Each line of the records needs to come back exactly as written.

++++ Records for this exercise

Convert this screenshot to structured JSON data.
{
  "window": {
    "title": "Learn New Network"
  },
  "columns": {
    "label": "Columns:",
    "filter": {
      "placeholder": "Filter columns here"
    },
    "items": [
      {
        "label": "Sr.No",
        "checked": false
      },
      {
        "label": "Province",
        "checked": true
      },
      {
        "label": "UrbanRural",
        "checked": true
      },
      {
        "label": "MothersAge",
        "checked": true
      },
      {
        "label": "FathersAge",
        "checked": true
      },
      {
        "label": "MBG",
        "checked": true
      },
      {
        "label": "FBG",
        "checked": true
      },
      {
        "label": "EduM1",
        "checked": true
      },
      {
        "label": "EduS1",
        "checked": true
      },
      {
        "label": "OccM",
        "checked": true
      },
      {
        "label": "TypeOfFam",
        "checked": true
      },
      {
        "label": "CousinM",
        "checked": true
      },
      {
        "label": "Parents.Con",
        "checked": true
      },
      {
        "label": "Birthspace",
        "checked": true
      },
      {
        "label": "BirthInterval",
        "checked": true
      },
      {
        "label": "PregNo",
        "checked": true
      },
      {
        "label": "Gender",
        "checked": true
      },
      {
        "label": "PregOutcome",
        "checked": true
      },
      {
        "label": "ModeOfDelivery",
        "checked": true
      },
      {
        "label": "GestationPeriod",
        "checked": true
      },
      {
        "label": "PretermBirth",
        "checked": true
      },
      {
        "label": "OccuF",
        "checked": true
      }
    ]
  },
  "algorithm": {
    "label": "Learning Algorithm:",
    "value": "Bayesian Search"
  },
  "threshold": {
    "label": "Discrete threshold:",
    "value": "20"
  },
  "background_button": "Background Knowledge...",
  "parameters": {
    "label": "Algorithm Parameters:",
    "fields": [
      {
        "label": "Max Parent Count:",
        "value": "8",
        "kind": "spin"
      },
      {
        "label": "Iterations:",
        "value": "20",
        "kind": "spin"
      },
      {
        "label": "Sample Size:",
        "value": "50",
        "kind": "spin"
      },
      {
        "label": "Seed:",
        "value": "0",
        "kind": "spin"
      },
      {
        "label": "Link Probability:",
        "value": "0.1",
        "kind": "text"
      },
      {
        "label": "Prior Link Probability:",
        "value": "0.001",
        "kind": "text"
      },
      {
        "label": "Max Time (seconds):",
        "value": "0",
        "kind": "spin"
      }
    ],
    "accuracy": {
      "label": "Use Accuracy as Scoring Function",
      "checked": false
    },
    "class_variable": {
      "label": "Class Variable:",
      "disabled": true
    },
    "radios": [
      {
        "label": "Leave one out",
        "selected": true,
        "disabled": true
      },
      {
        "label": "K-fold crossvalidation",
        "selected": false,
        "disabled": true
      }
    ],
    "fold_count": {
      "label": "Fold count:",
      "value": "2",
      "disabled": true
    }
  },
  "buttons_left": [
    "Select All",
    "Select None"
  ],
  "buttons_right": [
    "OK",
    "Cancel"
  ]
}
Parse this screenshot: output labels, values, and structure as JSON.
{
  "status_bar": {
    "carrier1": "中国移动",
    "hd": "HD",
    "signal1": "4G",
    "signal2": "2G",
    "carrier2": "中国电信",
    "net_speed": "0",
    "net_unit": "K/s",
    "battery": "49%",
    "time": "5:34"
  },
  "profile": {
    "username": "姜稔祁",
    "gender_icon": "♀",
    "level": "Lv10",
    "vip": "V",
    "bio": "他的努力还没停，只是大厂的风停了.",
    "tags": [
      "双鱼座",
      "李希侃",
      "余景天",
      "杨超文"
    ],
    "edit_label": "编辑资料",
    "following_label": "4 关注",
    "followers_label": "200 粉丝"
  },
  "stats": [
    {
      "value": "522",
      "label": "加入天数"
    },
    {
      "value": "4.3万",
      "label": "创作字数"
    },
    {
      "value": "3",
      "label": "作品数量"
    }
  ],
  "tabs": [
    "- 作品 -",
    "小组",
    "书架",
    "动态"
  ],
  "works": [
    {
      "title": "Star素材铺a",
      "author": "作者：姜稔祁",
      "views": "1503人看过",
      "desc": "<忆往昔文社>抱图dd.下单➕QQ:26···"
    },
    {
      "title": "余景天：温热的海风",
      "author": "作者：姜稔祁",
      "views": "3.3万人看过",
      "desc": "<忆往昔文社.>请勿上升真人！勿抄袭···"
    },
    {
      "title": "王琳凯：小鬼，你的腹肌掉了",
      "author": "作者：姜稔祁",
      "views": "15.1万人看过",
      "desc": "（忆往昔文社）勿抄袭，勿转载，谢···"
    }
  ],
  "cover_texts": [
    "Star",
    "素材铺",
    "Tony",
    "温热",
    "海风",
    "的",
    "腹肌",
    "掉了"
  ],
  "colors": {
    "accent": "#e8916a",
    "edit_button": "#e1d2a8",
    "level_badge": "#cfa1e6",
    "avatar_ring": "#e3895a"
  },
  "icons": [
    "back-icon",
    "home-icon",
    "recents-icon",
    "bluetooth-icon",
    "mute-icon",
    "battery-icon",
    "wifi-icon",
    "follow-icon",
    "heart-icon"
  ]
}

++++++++

Answer space >>
Convert this screenshot to structured JSON data.
{
  "window": {
    "title": "Learn New Network"
  },
  "columns": {
    "label": "Columns:",
    "filter": {
      "placeholder": "Filter columns here"
    },
    "items": [
      {
        "label": "Sr.No",
        "checked": false
      },
      {
        "label": "Province",
        "checked": true
      },
      {
        "label": "UrbanRural",
        "checked": true
      },
      {
        "label": "MothersAge",
        "checked": true
      },
      {
        "label": "FathersAge",
        "checked": true
      },
      {
        "label": "MBG",
        "checked": true
      },
      {
        "label": "FBG",
        "checked": true
      },
      {
        "label": "EduM1",
        "checked": true
      },
      {
        "label": "EduS1",
        "checked": true
      },
      {
        "label": "OccM",
        "checked": true
      },
      {
        "label": "TypeOfFam",
        "checked": true
      },
      {
        "label": "CousinM",
        "checked": true
      },
      {
        "label": "Parents.Con",
        "checked": true
      },
      {
        "label": "Birthspace",
        "checked": true
      },
      {
        "label": "BirthInterval",
        "checked": true
      },
      {
        "label": "PregNo",
        "checked": true
      },
      {
        "label": "Gender",
        "checked": true
      },
      {
        "label": "PregOutcome",
        "checked": true
      },
      {
        "label": "ModeOfDelivery",
        "checked": true
      },
      {
        "label": "GestationPeriod",
        "checked": true
      },
      {
        "label": "PretermBirth",
        "checked": true
      },
      {
        "label": "OccuF",
        "checked": true
      }
    ]
  },
  "algorithm": {
    "label": "Learning Algorithm:",
    "value": "Bayesian Search"
  },
  "threshold": {
    "label": "Discrete threshold:",
    "value": "20"
  },
  "background_button": "Background Knowledge...",
  "parameters": {
    "label": "Algorithm Parameters:",
    "fields": [
      {
        "label": "Max Parent Count:",
        "value": "8",
        "kind": "spin"
      },
      {
        "label": "Iterations:",
        "value": "20",
        "kind": "spin"
      },
      {
        "label": "Sample Size:",
        "value": "50",
        "kind": "spin"
      },
      {
        "label": "Seed:",
        "value": "0",
        "kind": "spin"
      },
      {
        "label": "Link Probability:",
        "value": "0.1",
        "kind": "text"
      },
      {
        "label": "Prior Link Probability:",
        "value": "0.001",
        "kind": "text"
      },
      {
        "label": "Max Time (seconds):",
        "value": "0",
        "kind": "spin"
      }
    ],
    "accuracy": {
      "label": "Use Accuracy as Scoring Function",
      "checked": false
    },
    "class_variable": {
      "label": "Class Variable:",
      "disabled": true
    },
    "radios": [
      {
        "label": "Leave one out",
        "selected": true,
        "disabled": true
      },
      {
        "label": "K-fold crossvalidation",
        "selected": false,
        "disabled": true
      }
    ],
    "fold_count": {
      "label": "Fold count:",
      "value": "2",
      "disabled": true
    }
  },
  "buttons_left": [
    "Select All",
    "Select None"
  ],
  "buttons_right": [
    "OK",
    "Cancel"
  ]
}
Parse this screenshot: output labels, values, and structure as JSON.
{
  "status_bar": {
    "carrier1": "中国移动",
    "hd": "HD",
    "signal1": "4G",
    "signal2": "2G",
    "carrier2": "中国电信",
    "net_speed": "0",
    "net_unit": "K/s",
    "battery": "49%",
    "time": "5:34"
  },
  "profile": {
    "username": "姜稔祁",
    "gender_icon": "♀",
    "level": "Lv10",
    "vip": "V",
    "bio": "他的努力还没停，只是大厂的风停了.",
    "tags": [
      "双鱼座",
      "李希侃",
      "余景天",
      "杨超文"
    ],
    "edit_label": "编辑资料",
    "following_label": "4 关注",
    "followers_label": "200 粉丝"
  },
  "stats": [
    {
      "value": "522",
      "label": "加入天数"
    },
    {
      "value": "4.3万",
      "label": "创作字数"
    },
    {
      "value": "3",
      "label": "作品数量"
    }
  ],
  "tabs": [
    "- 作品 -",
    "小组",
    "书架",
    "动态"
  ],
  "works": [
    {
      "title": "Star素材铺a",
      "author": "作者：姜稔祁",
      "views": "1503人看过",
      "desc": "<忆往昔文社>抱图dd.下单➕QQ:26···"
    },
    {
      "title": "余景天：温热的海风",
      "author": "作者：姜稔祁",
      "views": "3.3万人看过",
      "desc": "<忆往昔文社.>请勿上升真人！勿抄袭···"
    },
    {
      "title": "王琳凯：小鬼，你的腹肌掉了",
      "author": "作者：姜稔祁",
      "views": "15.1万人看过",
      "desc": "（忆往昔文社）勿抄袭，勿转载，谢···"
    }
  ],
  "cover_texts": [
    "Star",
    "素材铺",
    "Tony",
    "温热",
    "海风",
    "的",
    "腹肌",
    "掉了"
  ],
  "colors": {
    "accent": "#e8916a",
    "edit_button": "#e1d2a8",
    "level_badge": "#cfa1e6",
    "avatar_ring": "#e3895a"
  },
  "icons": [
    "back-icon",
    "home-icon",
    "recents-icon",
    "bluetooth-icon",
    "mute-icon",
    "battery-icon",
    "wifi-icon",
    "follow-icon",
    "heart-icon"
  ]
}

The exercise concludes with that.